If at all possible, suede should be sent to a professional dry cleaner. However, since this is not always an option, there are a few ways to approach a home cleaning instead. First, determine whether the item is actually suede or just a faux suede fabric. Suede clothing articles are often just an imitation fabric and a quick peek at the tag can spare a lot of headaches. Many faux suede articles can be laundered in the normal fashion at home, though some will still say to dry clean only.
Real suede should never be put in the washer, as even water can stain suede permanently. If suede does come into contact with water, absorbent towels should be pressed into the wet spots to soak up as much of the dampness as possible. Once this is done the garment should then be left to dry on its own.
Cleaning suede stains at home begins with the nap. A clean towel should be rubbed against the suede until the nap has all been "fluffed" up. Bringing up the nap exposes more of the surface and loosens any dirt particles embedded in the nap. Next, use a pencil eraser to rub out any visible stains.
Stain removers should never be used when cleaning suede, but if stains remain after the eraser attempt, a slightly damp towel can be used to rub against the stain. White vinegar can also be mixed with the water used to dampen the towel, but be very careful not to soak the towel. Just a bit of water and vinegar should be applied. When this is done, wait for the suede to dry and determine the progress.

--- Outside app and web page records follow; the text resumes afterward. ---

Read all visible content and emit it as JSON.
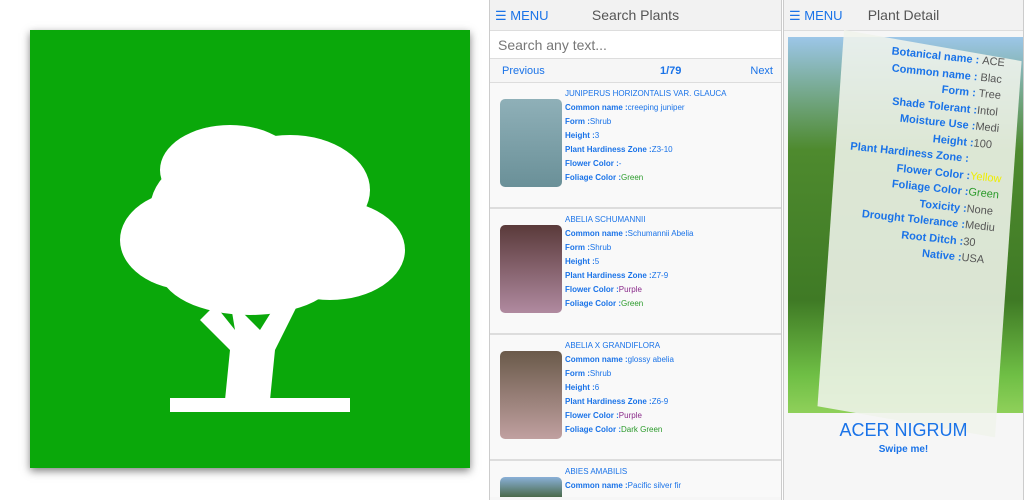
{
  "logo": {
    "icon": "tree-icon",
    "bg": "#0aa80a"
  },
  "search_screen": {
    "menu": "MENU",
    "title": "Search Plants",
    "search_placeholder": "Search any text...",
    "previous": "Previous",
    "page": "1/79",
    "next": "Next",
    "labels": {
      "common": "Common name :",
      "form": "Form :",
      "height": "Height :",
      "zone": "Plant Hardiness Zone :",
      "flower": "Flower Color :",
      "foliage": "Foliage Color :"
    },
    "items": [
      {
        "name": "JUNIPERUS HORIZONTALIS VAR. GLAUCA",
        "common": "creeping juniper",
        "form": "Shrub",
        "height": "3",
        "zone": "Z3-10",
        "flower": "-",
        "foliage": "Green"
      },
      {
        "name": "ABELIA SCHUMANNII",
        "common": "Schumannii Abelia",
        "form": "Shrub",
        "height": "5",
        "zone": "Z7-9",
        "flower": "Purple",
        "foliage": "Green"
      },
      {
        "name": "ABELIA X GRANDIFLORA",
        "common": "glossy abelia",
        "form": "Shrub",
        "height": "6",
        "zone": "Z6-9",
        "flower": "Purple",
        "foliage": "Dark Green"
      },
      {
        "name": "ABIES AMABILIS",
        "common": "Pacific silver fir"
      }
    ]
  },
  "detail_screen": {
    "menu": "MENU",
    "title": "Plant Detail",
    "plant_name": "ACER NIGRUM",
    "swipe": "Swipe me!",
    "rows": [
      {
        "k": "Botanical name : ",
        "v": "ACE"
      },
      {
        "k": "Common name : ",
        "v": "Blac"
      },
      {
        "k": "Form : ",
        "v": "Tree"
      },
      {
        "k": "Shade Tolerant :",
        "v": "Intol"
      },
      {
        "k": "Moisture Use :",
        "v": "Medi"
      },
      {
        "k": "Height :",
        "v": "100"
      },
      {
        "k": "Plant Hardiness Zone : ",
        "v": ""
      },
      {
        "k": "Flower Color :",
        "v": "Yellow"
      },
      {
        "k": "Foliage Color :",
        "v": "Green"
      },
      {
        "k": "Toxicity :",
        "v": "None"
      },
      {
        "k": "Drought Tolerance :",
        "v": "Mediu"
      },
      {
        "k": "Root Ditch :",
        "v": "30"
      },
      {
        "k": "Native :",
        "v": "USA"
      }
    ]
  }
}
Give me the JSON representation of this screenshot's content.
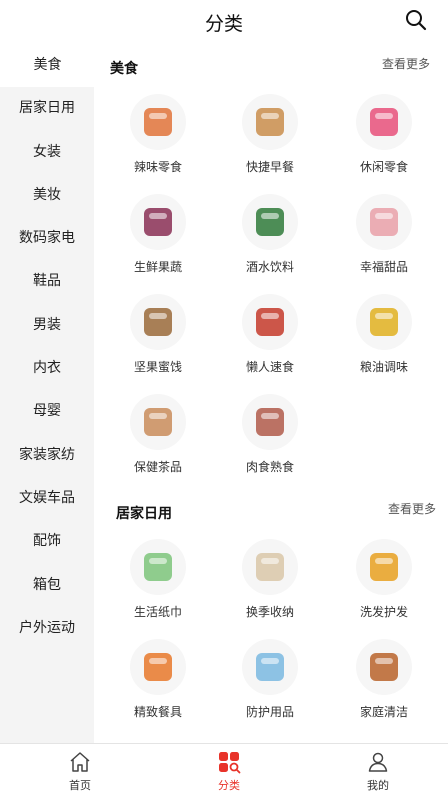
{
  "header": {
    "title": "分类"
  },
  "sidebar": {
    "items": [
      "美食",
      "居家日用",
      "女装",
      "美妆",
      "数码家电",
      "鞋品",
      "男装",
      "内衣",
      "母婴",
      "家装家纺",
      "文娱车品",
      "配饰",
      "箱包",
      "户外运动"
    ],
    "active_index": 0
  },
  "sections": [
    {
      "title": "美食",
      "more": "查看更多",
      "items": [
        {
          "label": "辣味零食",
          "icon": "spicy-snack-icon",
          "color": "#e0733a"
        },
        {
          "label": "快捷早餐",
          "icon": "bread-icon",
          "color": "#c98d4b"
        },
        {
          "label": "休闲零食",
          "icon": "snack-bag-icon",
          "color": "#e8507a"
        },
        {
          "label": "生鲜果蔬",
          "icon": "fruit-icon",
          "color": "#8a2f55"
        },
        {
          "label": "酒水饮料",
          "icon": "drinks-icon",
          "color": "#2f7a3a"
        },
        {
          "label": "幸福甜品",
          "icon": "macaron-icon",
          "color": "#e9a0a8"
        },
        {
          "label": "坚果蜜饯",
          "icon": "nuts-icon",
          "color": "#9a6a3a"
        },
        {
          "label": "懒人速食",
          "icon": "instant-noodle-icon",
          "color": "#c43a2a"
        },
        {
          "label": "粮油调味",
          "icon": "cooking-oil-icon",
          "color": "#e0b020"
        },
        {
          "label": "保健茶品",
          "icon": "tea-icon",
          "color": "#c98c5a"
        },
        {
          "label": "肉食熟食",
          "icon": "meat-icon",
          "color": "#b05a4a"
        }
      ]
    },
    {
      "title": "居家日用",
      "more": "查看更多",
      "items": [
        {
          "label": "生活纸巾",
          "icon": "tissue-icon",
          "color": "#7cc47a"
        },
        {
          "label": "换季收纳",
          "icon": "storage-box-icon",
          "color": "#d9c7a8"
        },
        {
          "label": "洗发护发",
          "icon": "shampoo-icon",
          "color": "#e8a020"
        },
        {
          "label": "精致餐具",
          "icon": "pot-icon",
          "color": "#e8782a"
        },
        {
          "label": "防护用品",
          "icon": "mask-icon",
          "color": "#7ab8e0"
        },
        {
          "label": "家庭清洁",
          "icon": "cleaner-icon",
          "color": "#b8632a"
        }
      ]
    }
  ],
  "tabbar": {
    "items": [
      {
        "label": "首页",
        "icon": "home-icon"
      },
      {
        "label": "分类",
        "icon": "category-icon"
      },
      {
        "label": "我的",
        "icon": "user-icon"
      }
    ],
    "active_index": 1,
    "accent": "#e8332a"
  }
}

A special brush made for cleaning suede can be used to dislodge any dirt left once the suede has dried. The brush should be used lightly. In fact, all contact with the suede should be gentle, because more damage can be done to the delicate suede surface while cleaning suede. If stains are still visible at this point, the only alternative is take it to a professional dry cleaner.
Used a clean eraser on oily stained collar and took stain out. Took about an hour. Worked great.